CNC technology has been around since the 1940s, when a CNC mill was first controlled by an analog computer. That system gradually gave way to an all-electronic control via a computerised code, which eventually led to the digital control used today.
CNC literally stands for Computer Numerical Control, meaning that the physical movements of the machine (milling, drilling and cutting) are controlled by a computer via a complex mathematical coordination system. Its main functions are to cut, engrave and carve objects out, essentially a replacement for the usual hand-held router. By introducing computer control to the process, the number of potential errors or miscalculations is dramatically decreased.

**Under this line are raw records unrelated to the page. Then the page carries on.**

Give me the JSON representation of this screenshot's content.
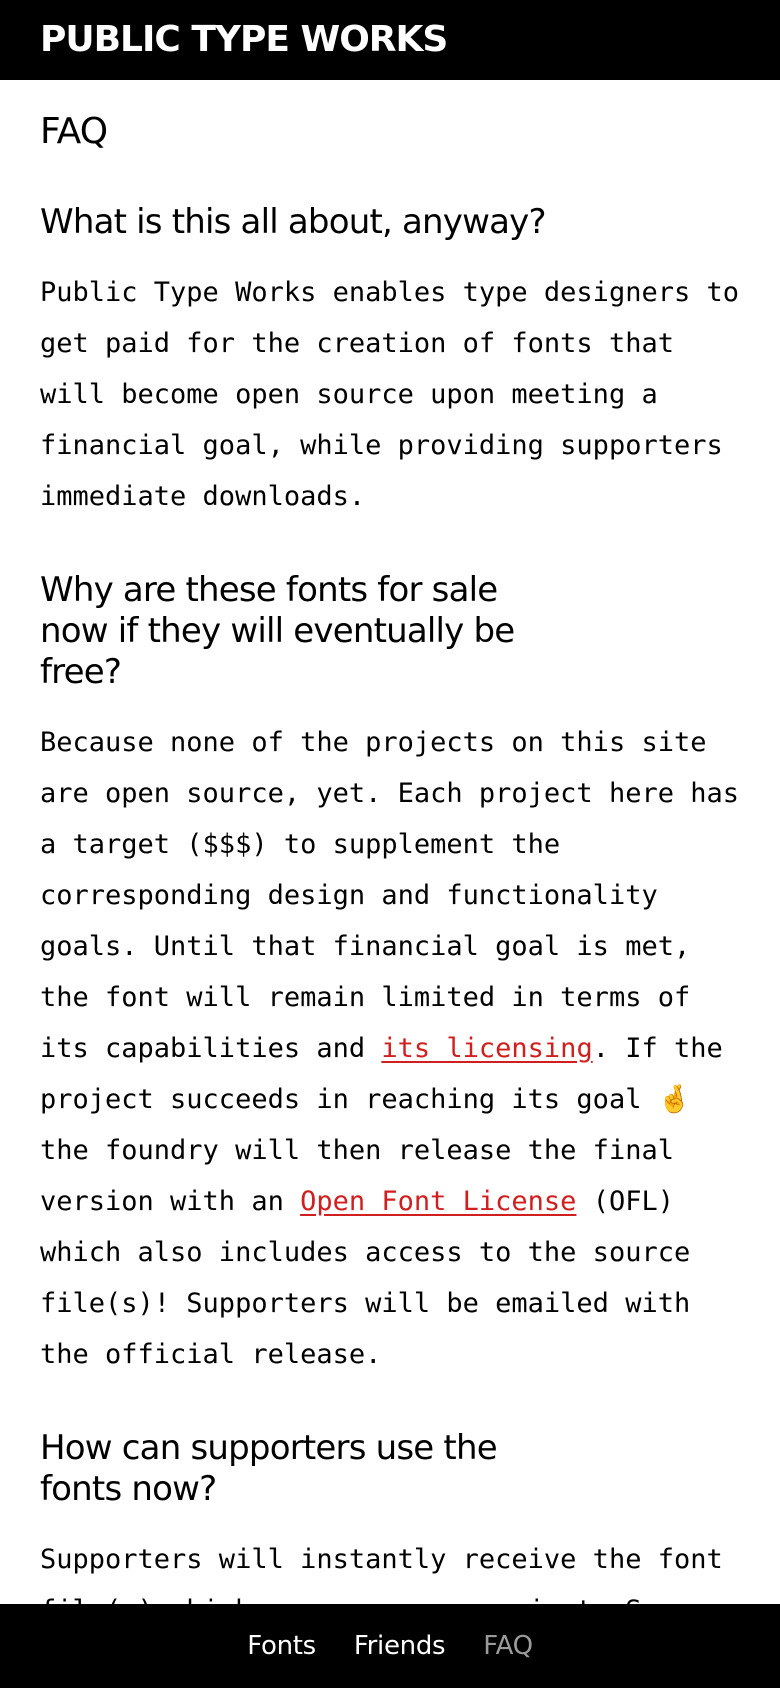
{
  "header": {
    "site_title": "PUBLIC TYPE WORKS"
  },
  "page": {
    "title": "FAQ"
  },
  "faq": [
    {
      "question": "What is this all about, anyway?",
      "answer": "Public Type Works enables type designers to get paid for the creation of fonts that will become open source upon meeting a financial goal, while providing supporters immediate downloads."
    },
    {
      "question": "Why are these fonts for sale now if they will eventually be free?",
      "answer_part1": "Because none of the projects on this site are open source, yet. Each project here has a target ($$$) to supplement the corresponding design and functionality goals. Until that financial goal is met, the font will remain limited in terms of its capabilities and ",
      "link_licensing": "its licensing",
      "answer_part2": ". If the project succeeds in reaching its goal 🤞 the foundry will then release the final version with an ",
      "link_ofl": "Open Font License",
      "answer_part3": " (OFL) which also includes access to the source file(s)! Supporters will be emailed with the official release."
    },
    {
      "question": "How can supporters use the fonts now?",
      "answer": "Supporters will instantly receive the font file(s) which may vary per project. Some"
    }
  ],
  "nav": {
    "items": [
      {
        "label": "Fonts",
        "active": false
      },
      {
        "label": "Friends",
        "active": false
      },
      {
        "label": "FAQ",
        "active": true
      }
    ]
  },
  "colors": {
    "header_bg": "#000000",
    "link": "#d11e1e",
    "nav_active": "#9a9a9a"
  }
}
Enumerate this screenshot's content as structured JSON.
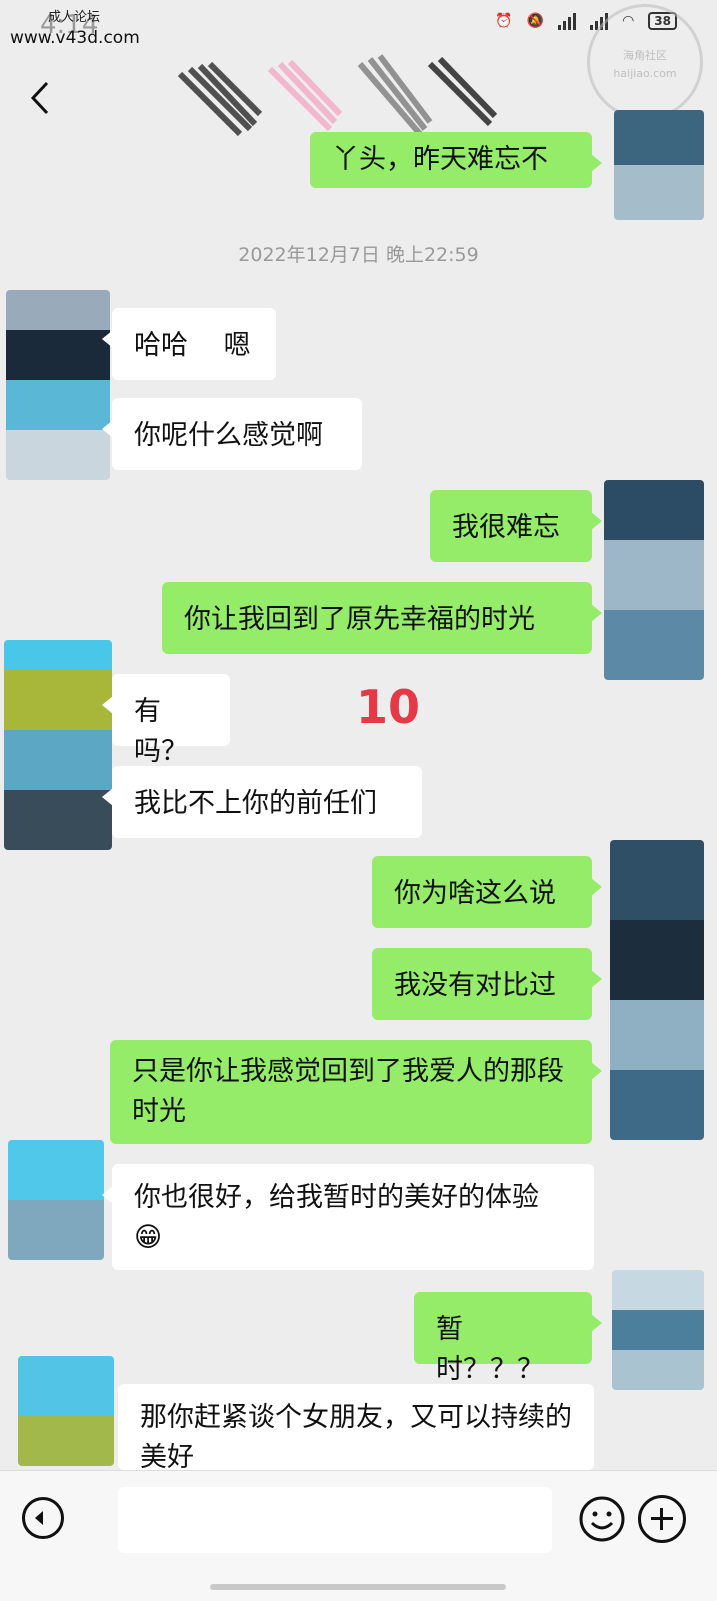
{
  "watermark": {
    "top_label": "成人论坛",
    "url": "www.v43d.com",
    "stamp_text": "haijiao.com",
    "stamp_label": "海角社区"
  },
  "status": {
    "time": "4:14",
    "battery": "38"
  },
  "timestamp": "2022年12月7日 晚上22:59",
  "messages": [
    {
      "dir": "out",
      "text": "丫头，昨天难忘不"
    },
    {
      "dir": "in",
      "text": "哈哈　 嗯"
    },
    {
      "dir": "in",
      "text": "你呢什么感觉啊"
    },
    {
      "dir": "out",
      "text": "我很难忘"
    },
    {
      "dir": "out",
      "text": "你让我回到了原先幸福的时光"
    },
    {
      "dir": "in",
      "text": "有吗？"
    },
    {
      "dir": "in",
      "text": "我比不上你的前任们"
    },
    {
      "dir": "out",
      "text": "你为啥这么说"
    },
    {
      "dir": "out",
      "text": "我没有对比过"
    },
    {
      "dir": "out",
      "text": "只是你让我感觉回到了我爱人的那段时光"
    },
    {
      "dir": "in",
      "text": "你也很好，给我暂时的美好的体验",
      "emoji": "😁"
    },
    {
      "dir": "out",
      "text": "暂时？？？"
    },
    {
      "dir": "in",
      "text": "那你赶紧谈个女朋友，又可以持续的美好"
    }
  ],
  "overlay_number": "10",
  "colors": {
    "outgoing": "#95ec69",
    "incoming": "#ffffff",
    "background": "#ededed",
    "overlay": "#e63946"
  },
  "icons": {
    "back": "chevron-left-icon",
    "voice": "voice-input-icon",
    "emoji": "emoji-icon",
    "more": "plus-icon"
  }
}
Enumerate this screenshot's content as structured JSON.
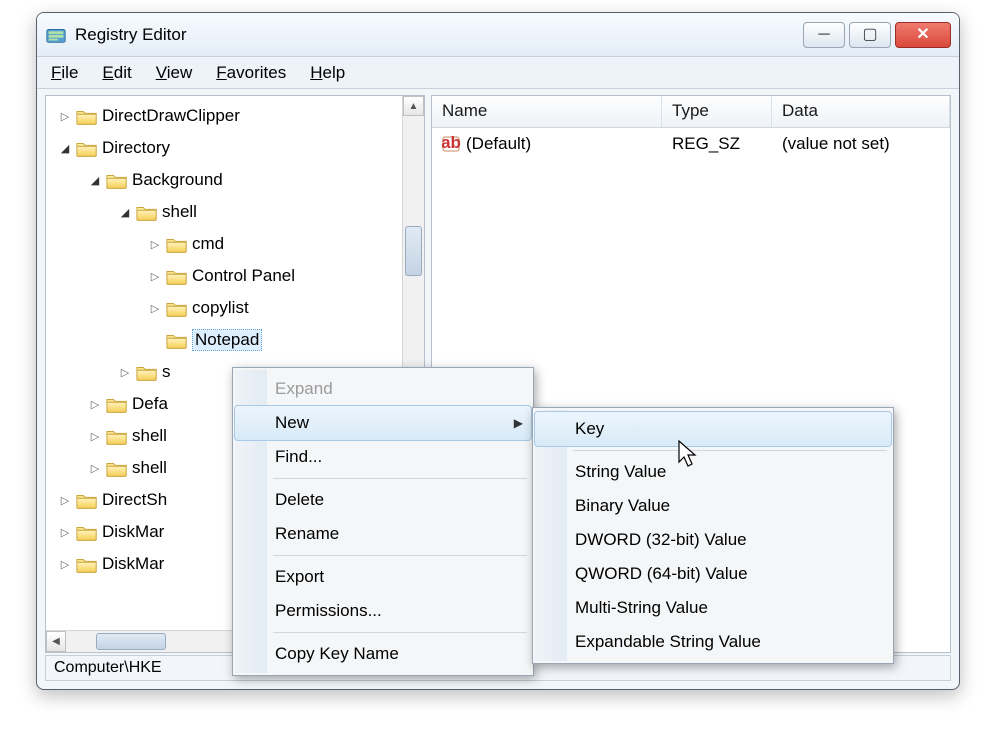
{
  "window": {
    "title": "Registry Editor"
  },
  "menu": {
    "file": "File",
    "edit": "Edit",
    "view": "View",
    "favorites": "Favorites",
    "help": "Help"
  },
  "tree": [
    {
      "level": 0,
      "exp": "closed",
      "label": "DirectDrawClipper"
    },
    {
      "level": 0,
      "exp": "open",
      "label": "Directory"
    },
    {
      "level": 1,
      "exp": "open",
      "label": "Background"
    },
    {
      "level": 2,
      "exp": "open",
      "label": "shell"
    },
    {
      "level": 3,
      "exp": "closed",
      "label": "cmd"
    },
    {
      "level": 3,
      "exp": "closed",
      "label": "Control Panel"
    },
    {
      "level": 3,
      "exp": "closed",
      "label": "copylist"
    },
    {
      "level": 3,
      "exp": "none",
      "label": "Notepad",
      "selected": true
    },
    {
      "level": 2,
      "exp": "closed",
      "label": "s"
    },
    {
      "level": 1,
      "exp": "closed",
      "label": "Defa"
    },
    {
      "level": 1,
      "exp": "closed",
      "label": "shell"
    },
    {
      "level": 1,
      "exp": "closed",
      "label": "shell"
    },
    {
      "level": 0,
      "exp": "closed",
      "label": "DirectSh"
    },
    {
      "level": 0,
      "exp": "closed",
      "label": "DiskMar"
    },
    {
      "level": 0,
      "exp": "closed",
      "label": "DiskMar"
    }
  ],
  "details": {
    "columns": [
      "Name",
      "Type",
      "Data"
    ],
    "rows": [
      {
        "name": "(Default)",
        "type": "REG_SZ",
        "data": "(value not set)"
      }
    ]
  },
  "statusbar": "Computer\\HKE",
  "ctx1": {
    "items": [
      {
        "label": "Expand",
        "disabled": true
      },
      {
        "label": "New",
        "sub": true,
        "active": true
      },
      {
        "label": "Find..."
      },
      {
        "sep": true
      },
      {
        "label": "Delete"
      },
      {
        "label": "Rename"
      },
      {
        "sep": true
      },
      {
        "label": "Export"
      },
      {
        "label": "Permissions..."
      },
      {
        "sep": true
      },
      {
        "label": "Copy Key Name"
      }
    ]
  },
  "ctx2": {
    "items": [
      {
        "label": "Key",
        "active": true
      },
      {
        "sep": true
      },
      {
        "label": "String Value"
      },
      {
        "label": "Binary Value"
      },
      {
        "label": "DWORD (32-bit) Value"
      },
      {
        "label": "QWORD (64-bit) Value"
      },
      {
        "label": "Multi-String Value"
      },
      {
        "label": "Expandable String Value"
      }
    ]
  }
}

A computer moves the router or spindle on the CNC in 3 different directions (aka axes) to cut out different materials such as wood, composites, aluminium, steel, plastics, glass, and foams to a pre-determined shape from a digital file. There is the X axis (which always moves from side to side as you face the machine,) the Y axis (which always moves from front to rear as you face the machine,) and the Z axis (which always moves up and down.)